- Time savings when generating reports
- When recreating the past
- When archiving data
 Cost savings (by-product of the previous
benefits listed)
Benefits of a Paperless Calibration System

 Saves time
 Reduce human error
 Full Standards traceability
 Automatic tolerance calculations
 Automatic flags and notifications for
calibration failure
Benefits of a Paperless Calibration System

 Productivity Improvement
 Print Calibration certificates with pre-
populated data
 Measurement Data Template reuse
 Reduce redundant data entry
 Reduces head count or maximizes resource
Benefits of a Paperless Calibration System
 Improved Compliance
– Automated reviews
– Less data errors
– Faster inspections and audits
– Lowers costs related to Paper, filing,
Benefits of a Paperless Calibration System

 Management Of Work
 Work Scheduling
 Work Assignment
 Calibration Planning
 Measurement Data Template
 Standards
Benefits of a Paperless Calibration System
 History Record
 Permanent record
 Reviews & Approvals
 Consistent Service Delivery
 Auto Notifications
 Audit Trail
Making It Happen
Assess Infrastructure
 Wireless
 Mobile Computing
 Laptops, tablets, netbooks
 PDA’s, cell phones, etc.
 Network Drops
 Cellular cards
The ‘Take Away’
 A solid Calibration Program is a must in
business and science today
 A paperless Calibration Program is a
commitment from the top
 The benefits of a paperless Calibration
Program far outweigh the cost IF this
approach is right for your organization
Developing & Implementing
Calibration Programs


Wm. Andy Ferrell

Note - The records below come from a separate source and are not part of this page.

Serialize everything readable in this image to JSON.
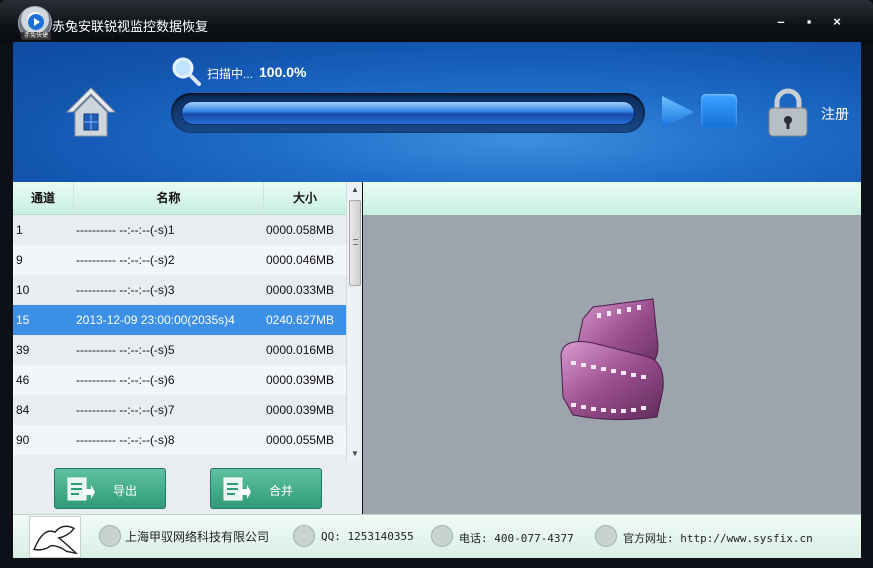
{
  "window": {
    "title": "赤兔安联锐视监控数据恢复",
    "logo_tag": "赤兔快捷",
    "controls": {
      "minimize": "–",
      "maximize": "▪",
      "close": "×"
    }
  },
  "header": {
    "scan_label": "扫描中...",
    "scan_percent": "100.0%",
    "progress": 1.0,
    "register": "注册"
  },
  "table": {
    "columns": [
      "通道",
      "名称",
      "大小"
    ],
    "rows": [
      {
        "channel": "1",
        "name": "---------- --:--:--(-s)1",
        "size": "0000.058MB"
      },
      {
        "channel": "9",
        "name": "---------- --:--:--(-s)2",
        "size": "0000.046MB"
      },
      {
        "channel": "10",
        "name": "---------- --:--:--(-s)3",
        "size": "0000.033MB"
      },
      {
        "channel": "15",
        "name": "2013-12-09 23:00:00(2035s)4",
        "size": "0240.627MB"
      },
      {
        "channel": "39",
        "name": "---------- --:--:--(-s)5",
        "size": "0000.016MB"
      },
      {
        "channel": "46",
        "name": "---------- --:--:--(-s)6",
        "size": "0000.039MB"
      },
      {
        "channel": "84",
        "name": "---------- --:--:--(-s)7",
        "size": "0000.039MB"
      },
      {
        "channel": "90",
        "name": "---------- --:--:--(-s)8",
        "size": "0000.055MB"
      }
    ],
    "selected_index": 3
  },
  "buttons": {
    "export": "导出",
    "merge": "合并"
  },
  "footer": {
    "company": "上海甲驭网络科技有限公司",
    "qq": "QQ: 1253140355",
    "phone": "电话: 400-077-4377",
    "website": "官方网址: http://www.sysfix.cn"
  },
  "colors": {
    "accent": "#1f6dc8",
    "selected_row": "#3c8fe6",
    "button_green": "#2f9a78"
  }
}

'Providing Instrument & Equipment
Compliance Solutions Since 1996'

8100 Brownleigh Ste 100-A

Raleigh, NC 27617
(919)781-7787 Office